How Did He Do It?


A typical photographer and his equipment in the 1870s.

This was the early 1870s. Photography was very rudimentary by our sophisticated smart phone standards – large heavy box cameras needing the support of substantial tripods and long exposure times. Because of the remarkably accurate perspective captured in the photos used as the framework for the final drawings, it is thought that the pictures were taken in a hot air balloon suspended South East of the city, across the river over Illinois.Capturing as much data as he needed for the actual drawing would seem to take an impossible amount of time. And imagine trying to correctly expose photographs in an unbalanced and moving balloon.

hotairballoonwithcameraEven when that was accomplished, it would seem that every building would have to be examined separately in order to capture the detail presented on the maps. The drawings have been compared to early photographs of individual buildings  and the number and placement of windows, doors and decorative architecture is absolutely correct.



This segment of Plate 2 of the Pictorial Directory depicts approximately 1/20 of the area of that plate showing the east side of Eads Bridge. Consider the level of detail which if multiplied out, makes up about 1/2200 of the entire map. The density of the buildings is certainly less in the less populated sections of the map, but the detail and accuracy of representation and perspective remains.

This segment of Plate 2 of the Pictorial Directory depicts approximately 1/20 of the area of that plate showing the west side of Eads Bridge. Consider the level of detail which if multiplied out, makes up about 1/2200 of the entire map. The density of the buildings is certainly less in the less populated sections of the map, but the detail and accuracy of representation and perspective remains.

The Map Layout

The maps are laid out in 110 sometimes slightly overlapping plates. The plates form a  book which also included very interesting details about Saint Louis in 1875 and advertisements of local businesses. The numbering of the plates sometimes seems odd on this grid but the layout accommodates two adjoining plates being seen in the book at the same time. In 1875 the city limits stretched to just about a half block west of Forest Park and Skinker Boulevard, as today.

This 30-foot-wide view of St. Louis from 1875 is part of “Mapping St. Louis History,” an exhibition at the St. Louis Mercantile Library. (Photos by August Jennewein


More of the Impossible to Believe

Another remarkable fact that makes this project unbelievable is even more attention to detail. The original map was drawn as one large mural and then divided up into the 110 segments or plates of 17 by 13 inches each so they could be presented in book form.

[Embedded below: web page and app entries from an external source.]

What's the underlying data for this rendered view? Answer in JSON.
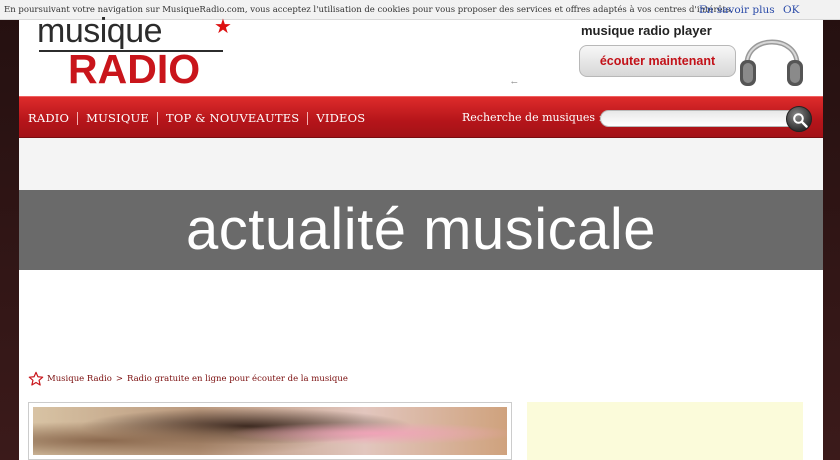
{
  "cookie_bar": {
    "text": "En poursuivant votre navigation sur MusiqueRadio.com, vous acceptez l'utilisation de cookies pour vous proposer des services et offres adaptés à vos centres d'intérêts.",
    "more_label": "En savoir plus",
    "ok_label": "OK"
  },
  "header": {
    "logo_top": "musique",
    "logo_bottom": "RADIO",
    "player_title": "musique radio player",
    "player_button": "écouter maintenant"
  },
  "nav": {
    "items": [
      {
        "label": "RADIO"
      },
      {
        "label": "MUSIQUE"
      },
      {
        "label": "TOP & NOUVEAUTES"
      },
      {
        "label": "VIDEOS"
      }
    ],
    "search_label": "Recherche de musiques :",
    "search_value": ""
  },
  "title_overlay": "actualité musicale",
  "breadcrumb": {
    "home": "Musique Radio",
    "separator": ">",
    "current": "Radio gratuite en ligne pour écouter de la musique"
  },
  "colors": {
    "brand_red": "#c9151b",
    "nav_red": "#b5151a",
    "link_blue": "#2a4aa8"
  },
  "icons": [
    "star-icon",
    "search-icon",
    "headphones-icon"
  ]
}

In order to make it clear where the adjacent pages fit together, each map slightly overlaps the maps on all sides of it. Instead of simply over cutting each plate and duplicating the overlap area, the overlaps were completely redrawn, with the exact same architectural detail but often with new and different inclusions to the drawing such as people, landscaping, street names, etc.

And There’s More…

The big book which includes the map plates is made up of 225 pages. The 110 map pages are not printed back to back. Instead, on the back of each map page is a very detailed description of the buildings and people featured on the maps. As is the case with the drawings, the descriptions are comprehensive, accurate and written with a poetic flair making them a delight to read. This exhaustive historical review must have taken a inordinate amount of time to assemble but adds an additional component making this publication of great value. A typical description page is depicted below.


A typical description page which accompanies the maps drawn by Camille Dry. It can be assumed the remarkably accurate and detailed descriptions were assembled by the map books’ publisher, Richard J. Compton, “Pictorial St. Louis – The Great Metropolis of the Mississippi Valley.” As much as the maps, they give us a comprehensive look at life in St. Louis in 1875.

Living for Your Work and In Your Work


During the time Camille Dry was working on this project in Saint Louis he was also living in it. His home was located at Eighth and Locust and is highlighted in the blue on this section of Plate 21. (Distilled History)